Feeds

Sun girds its grid for cloud business spin out

Sniffs new business opportunity

Top 5 reasons to deploy VMware with Tegile

Exclusive Sun Microsystems' utility computing operation is being turned into a separate cloud business unit lead by Sun's chief sustainability officer Dave Douglas.

The Reg has learned Douglas will run Network.com, which provides hosted applications, servers and storage charged on a per-use basis, and will report directly to Sun chief executive Jonathan Schwartz. Network.com had been run inside Sun's software business, under executive vice president Rich Green.

The change was announced inside Sun in early June and was being bandied about the halls of the O'Reilly Open Source Convention last week as Sun's "cloud" initiative.

Sun executives have been in meetings with both Douglas and Schwartz to try and pin down exactly what the new business will do and how it'll operate, as there's no single, clear definition of what "cloud" really is.

Sun was unable to comment on details of the spin-out at the time of writing.

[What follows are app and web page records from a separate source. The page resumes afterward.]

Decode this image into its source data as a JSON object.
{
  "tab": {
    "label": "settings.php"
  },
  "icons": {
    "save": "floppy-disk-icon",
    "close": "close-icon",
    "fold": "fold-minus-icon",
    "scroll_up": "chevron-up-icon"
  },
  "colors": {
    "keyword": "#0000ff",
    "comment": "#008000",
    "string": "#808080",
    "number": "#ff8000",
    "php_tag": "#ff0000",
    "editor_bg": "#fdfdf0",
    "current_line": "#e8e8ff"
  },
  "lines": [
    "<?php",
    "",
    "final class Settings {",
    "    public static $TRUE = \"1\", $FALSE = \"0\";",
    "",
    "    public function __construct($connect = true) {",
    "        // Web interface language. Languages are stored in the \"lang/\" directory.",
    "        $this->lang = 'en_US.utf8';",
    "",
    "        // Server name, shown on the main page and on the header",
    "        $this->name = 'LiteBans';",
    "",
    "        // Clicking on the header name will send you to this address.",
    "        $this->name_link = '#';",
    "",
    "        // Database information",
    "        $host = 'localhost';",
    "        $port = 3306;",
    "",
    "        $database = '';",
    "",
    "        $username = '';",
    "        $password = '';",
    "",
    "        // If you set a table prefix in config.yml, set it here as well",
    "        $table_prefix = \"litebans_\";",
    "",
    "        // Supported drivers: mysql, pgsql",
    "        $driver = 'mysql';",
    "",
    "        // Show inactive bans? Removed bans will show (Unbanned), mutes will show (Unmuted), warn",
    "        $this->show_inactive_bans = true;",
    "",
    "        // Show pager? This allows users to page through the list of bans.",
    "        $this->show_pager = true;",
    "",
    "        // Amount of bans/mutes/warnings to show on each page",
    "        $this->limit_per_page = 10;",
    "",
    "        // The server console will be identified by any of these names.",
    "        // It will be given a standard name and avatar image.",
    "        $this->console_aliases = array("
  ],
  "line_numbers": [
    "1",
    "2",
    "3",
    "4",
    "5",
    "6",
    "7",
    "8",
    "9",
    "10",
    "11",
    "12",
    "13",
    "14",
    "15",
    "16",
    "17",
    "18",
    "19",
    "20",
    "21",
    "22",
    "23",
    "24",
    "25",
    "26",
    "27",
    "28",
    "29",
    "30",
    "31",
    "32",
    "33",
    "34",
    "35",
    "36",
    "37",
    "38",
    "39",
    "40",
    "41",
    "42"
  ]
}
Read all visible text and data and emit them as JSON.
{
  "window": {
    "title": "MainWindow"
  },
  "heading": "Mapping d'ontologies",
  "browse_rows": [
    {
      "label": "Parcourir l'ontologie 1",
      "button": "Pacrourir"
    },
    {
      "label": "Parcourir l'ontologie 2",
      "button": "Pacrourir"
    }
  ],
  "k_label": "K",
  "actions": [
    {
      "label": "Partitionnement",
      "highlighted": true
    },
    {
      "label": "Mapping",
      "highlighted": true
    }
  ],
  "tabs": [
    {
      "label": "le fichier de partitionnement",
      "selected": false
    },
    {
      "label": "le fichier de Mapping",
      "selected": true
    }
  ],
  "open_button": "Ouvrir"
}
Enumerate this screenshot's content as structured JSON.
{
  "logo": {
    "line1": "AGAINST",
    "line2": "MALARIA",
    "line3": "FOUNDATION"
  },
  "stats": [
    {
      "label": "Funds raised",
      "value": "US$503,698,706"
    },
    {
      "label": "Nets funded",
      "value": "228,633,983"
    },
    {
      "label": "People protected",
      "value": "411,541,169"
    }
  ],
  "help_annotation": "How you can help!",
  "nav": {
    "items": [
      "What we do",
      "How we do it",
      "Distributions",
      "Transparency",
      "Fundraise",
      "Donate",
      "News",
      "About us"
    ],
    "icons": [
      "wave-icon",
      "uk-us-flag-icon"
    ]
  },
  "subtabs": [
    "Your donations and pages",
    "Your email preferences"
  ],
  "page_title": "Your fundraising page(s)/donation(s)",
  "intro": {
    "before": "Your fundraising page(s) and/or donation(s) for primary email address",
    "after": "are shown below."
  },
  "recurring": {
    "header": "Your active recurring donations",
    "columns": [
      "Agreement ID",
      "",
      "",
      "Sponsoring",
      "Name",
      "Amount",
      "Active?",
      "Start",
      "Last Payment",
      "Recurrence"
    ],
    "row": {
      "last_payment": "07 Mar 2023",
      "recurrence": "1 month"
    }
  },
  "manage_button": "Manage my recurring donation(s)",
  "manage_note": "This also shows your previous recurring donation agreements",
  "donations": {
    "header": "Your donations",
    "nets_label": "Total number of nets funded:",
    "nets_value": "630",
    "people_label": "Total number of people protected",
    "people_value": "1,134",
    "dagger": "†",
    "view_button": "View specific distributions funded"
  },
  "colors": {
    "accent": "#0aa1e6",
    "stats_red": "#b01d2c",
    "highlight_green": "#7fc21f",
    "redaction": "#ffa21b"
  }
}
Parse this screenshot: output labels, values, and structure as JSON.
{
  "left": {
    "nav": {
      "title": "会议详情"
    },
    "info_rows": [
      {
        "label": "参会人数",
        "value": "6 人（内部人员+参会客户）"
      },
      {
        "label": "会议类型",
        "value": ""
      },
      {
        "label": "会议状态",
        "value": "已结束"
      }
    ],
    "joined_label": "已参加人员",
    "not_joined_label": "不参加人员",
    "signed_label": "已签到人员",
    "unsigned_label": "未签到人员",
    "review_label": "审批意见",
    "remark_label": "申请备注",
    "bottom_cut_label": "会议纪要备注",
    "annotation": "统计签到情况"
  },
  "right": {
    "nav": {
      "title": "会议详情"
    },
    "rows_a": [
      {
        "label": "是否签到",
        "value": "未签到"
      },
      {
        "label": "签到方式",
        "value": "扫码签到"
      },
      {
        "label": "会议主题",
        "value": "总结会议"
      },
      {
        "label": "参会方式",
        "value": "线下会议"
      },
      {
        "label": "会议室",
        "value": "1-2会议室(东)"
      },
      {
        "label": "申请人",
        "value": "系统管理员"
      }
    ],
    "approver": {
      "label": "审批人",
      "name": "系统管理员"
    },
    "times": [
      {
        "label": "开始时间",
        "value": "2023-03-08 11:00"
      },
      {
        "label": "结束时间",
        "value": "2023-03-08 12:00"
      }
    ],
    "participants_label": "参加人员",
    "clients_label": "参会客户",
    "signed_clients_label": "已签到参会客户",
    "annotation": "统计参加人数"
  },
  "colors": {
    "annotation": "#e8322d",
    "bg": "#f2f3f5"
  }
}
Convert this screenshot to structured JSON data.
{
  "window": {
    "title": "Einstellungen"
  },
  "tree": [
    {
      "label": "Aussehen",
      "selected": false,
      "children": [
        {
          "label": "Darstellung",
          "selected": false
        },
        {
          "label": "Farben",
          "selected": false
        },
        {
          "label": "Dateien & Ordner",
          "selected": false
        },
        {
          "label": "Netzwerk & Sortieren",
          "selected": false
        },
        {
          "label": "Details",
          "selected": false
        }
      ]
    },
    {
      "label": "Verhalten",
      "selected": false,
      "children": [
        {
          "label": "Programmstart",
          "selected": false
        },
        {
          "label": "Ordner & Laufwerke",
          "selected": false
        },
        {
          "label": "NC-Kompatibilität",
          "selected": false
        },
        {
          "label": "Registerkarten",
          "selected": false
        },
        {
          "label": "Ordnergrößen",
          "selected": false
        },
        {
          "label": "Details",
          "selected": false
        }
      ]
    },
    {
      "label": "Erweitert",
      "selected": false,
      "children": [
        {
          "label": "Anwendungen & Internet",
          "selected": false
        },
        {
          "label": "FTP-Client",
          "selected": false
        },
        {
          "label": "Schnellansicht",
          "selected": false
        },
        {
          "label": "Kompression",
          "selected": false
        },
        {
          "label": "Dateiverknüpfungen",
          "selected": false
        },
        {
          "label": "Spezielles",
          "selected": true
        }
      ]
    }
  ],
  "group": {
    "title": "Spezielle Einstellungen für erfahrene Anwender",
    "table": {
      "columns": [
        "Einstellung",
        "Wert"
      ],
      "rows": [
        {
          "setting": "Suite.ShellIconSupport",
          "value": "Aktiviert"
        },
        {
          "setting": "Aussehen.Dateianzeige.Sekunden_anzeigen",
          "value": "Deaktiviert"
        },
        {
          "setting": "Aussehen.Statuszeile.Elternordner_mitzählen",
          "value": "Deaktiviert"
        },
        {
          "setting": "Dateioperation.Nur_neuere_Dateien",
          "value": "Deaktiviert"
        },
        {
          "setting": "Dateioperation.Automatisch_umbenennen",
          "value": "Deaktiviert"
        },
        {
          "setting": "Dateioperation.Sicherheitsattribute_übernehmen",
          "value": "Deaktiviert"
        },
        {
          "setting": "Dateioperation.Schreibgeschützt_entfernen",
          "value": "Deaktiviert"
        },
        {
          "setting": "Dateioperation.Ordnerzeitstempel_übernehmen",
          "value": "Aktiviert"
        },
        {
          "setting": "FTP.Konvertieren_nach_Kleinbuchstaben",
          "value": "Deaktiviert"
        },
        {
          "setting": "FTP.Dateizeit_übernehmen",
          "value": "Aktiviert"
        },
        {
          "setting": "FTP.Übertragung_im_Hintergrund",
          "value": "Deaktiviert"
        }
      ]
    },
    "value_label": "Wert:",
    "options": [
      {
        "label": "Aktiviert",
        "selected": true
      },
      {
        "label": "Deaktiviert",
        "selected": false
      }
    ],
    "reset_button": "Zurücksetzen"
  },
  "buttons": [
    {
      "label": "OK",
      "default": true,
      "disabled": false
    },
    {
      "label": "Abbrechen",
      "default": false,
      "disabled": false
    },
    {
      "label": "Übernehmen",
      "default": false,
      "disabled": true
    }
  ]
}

Sun's utility computing services were officially launched as the wave of the future in 2005 after a year of hype. Sun said it would provide customers access to computing resources such as servers and storage at $1 per hour using a utility model. The theory was customers would flock to the service as they wouldn't need to buy or provision their own infrastructure.

From difficult beginnings, Sun's service has attracted 13 "publicly referencable" customers, although Sun has proved reticent in providing actual numbers. Forty eight applications are listed in the Network.com applications catalog.

A Sun spokesperson said there are "many business customers as well as individual user accounts for Network.com who are not publicly referencable," adding Sun does not disclose these numbers.

If that's true, Sun has changed its policy, as utility computing users had to agree to be named in marketing programs as part of their contract with Sun in 2005.

Douglas, meanwhile, was named Sun's chief sustainability officer in May 2006. His broad remit covered responsibility for the "strategy and execution" of Sun's environmental initiatives, improvements in Sun's day-to-day operations, management of Sun's "asset sharing", donations and - ah, here it is - access to Sun's grid resources.®

Beginner's guide to SSL certificates

More from The Register

next story
Ellison: Sparc M7 is Oracle's most important silicon EVER
'Acceleration engines' key to performance, security, Larry says
Oracle SHELLSHOCKER - data titan lists unpatchables
Database kingpin lists 32 products that can't be patched (yet) as GNU fixes second vuln
Lenovo to finish $2.1bn IBM x86 server gobble in October
A lighter snack than expected – but what's a few $100m between friends, eh?
Ello? ello? ello?: Facebook challenger in DDoS KNOCKOUT
Gets back up again after half an hour though
Hey, what's a STORAGE company doing working on Internet-of-Cars?
Boo - it's not a terabyte car, it's just predictive maintenance and that
prev story

Whitepapers

Forging a new future with identity relationship management
Learn about ForgeRock's next generation IRM platform and how it is designed to empower CEOS's and enterprises to engage with consumers.
Storage capacity and performance optimization at Mizuno USA
Mizuno USA turn to Tegile storage technology to solve both their SAN and backup issues.
The next step in data security
With recent increased privacy concerns and computers becoming more powerful, the chance of hackers being able to crack smaller-sized RSA keys increases.
Security for virtualized datacentres
Legacy security solutions are inefficient due to the architectural differences between physical and virtual environments.
A strategic approach to identity relationship management
ForgeRock commissioned Forrester to evaluate companies’ IAM practices and requirements when it comes to customer-facing scenarios versus employee-facing ones.